## Work to be completed:
Only lines containing the word "value" belong in the answer; copy each one from the records.

Items from an interface collection
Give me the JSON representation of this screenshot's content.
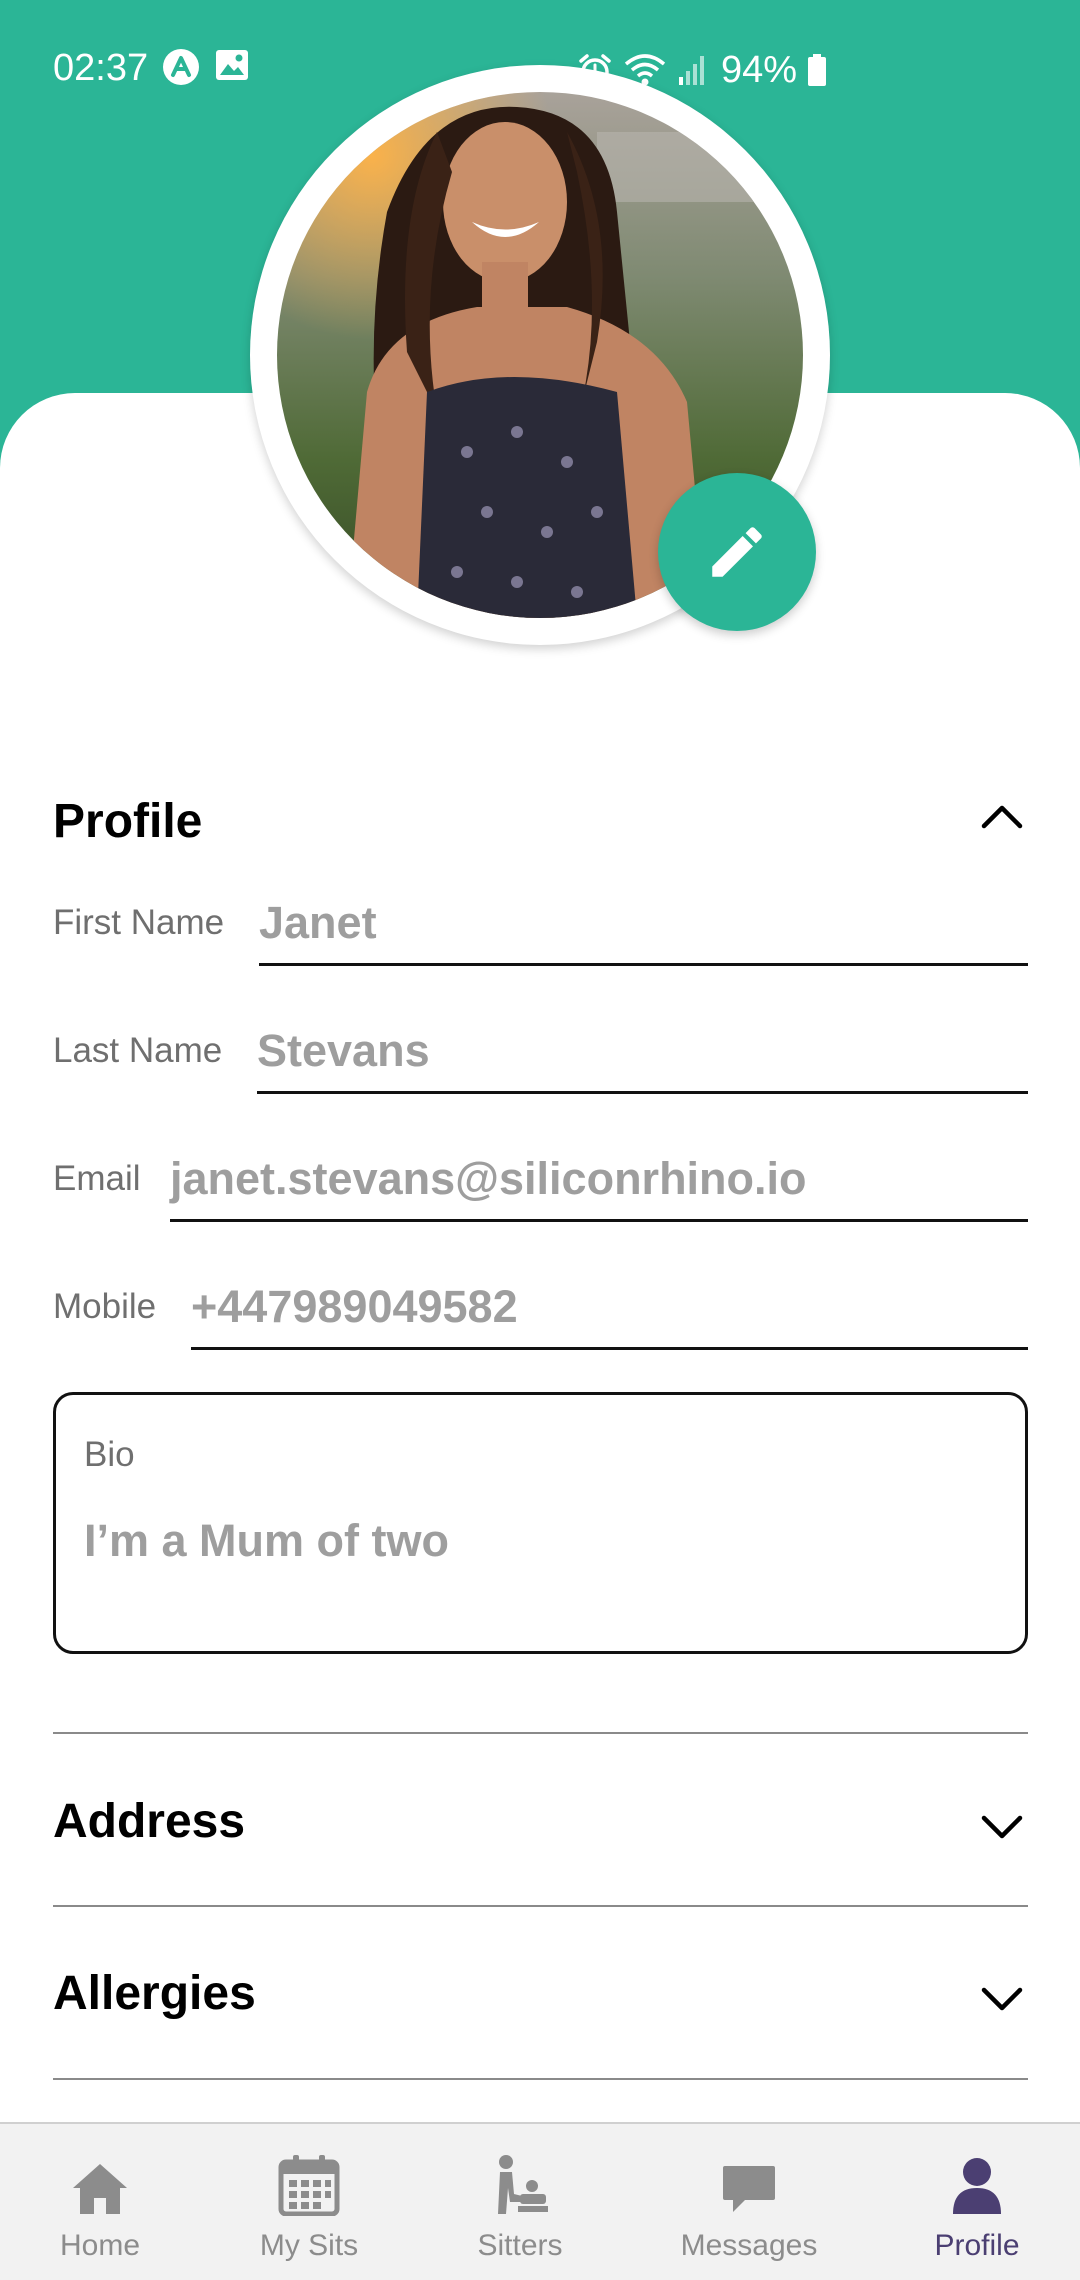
{
  "status_bar": {
    "time": "02:37",
    "battery": "94%"
  },
  "profile_section": {
    "title": "Profile",
    "fields": {
      "first_name": {
        "label": "First Name",
        "value": "Janet"
      },
      "last_name": {
        "label": "Last Name",
        "value": "Stevans"
      },
      "email": {
        "label": "Email",
        "value": "janet.stevans@siliconrhino.io"
      },
      "mobile": {
        "label": "Mobile",
        "value": "+447989049582"
      }
    },
    "bio": {
      "label": "Bio",
      "value": "I’m a Mum of two"
    }
  },
  "sections": {
    "address": "Address",
    "allergies": "Allergies"
  },
  "bottom_nav": {
    "home": "Home",
    "my_sits": "My Sits",
    "sitters": "Sitters",
    "messages": "Messages",
    "profile": "Profile"
  },
  "colors": {
    "primary": "#2bb596",
    "active_nav": "#4b3f72",
    "inactive_nav": "#8c8c8c"
  }
}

## Solution below:
        "value": "Janet"
        "value": "Stevans"
        "value": "janet.stevans@siliconrhino.io"
        "value": "+447989049582"
      "value": "I’m a Mum of two"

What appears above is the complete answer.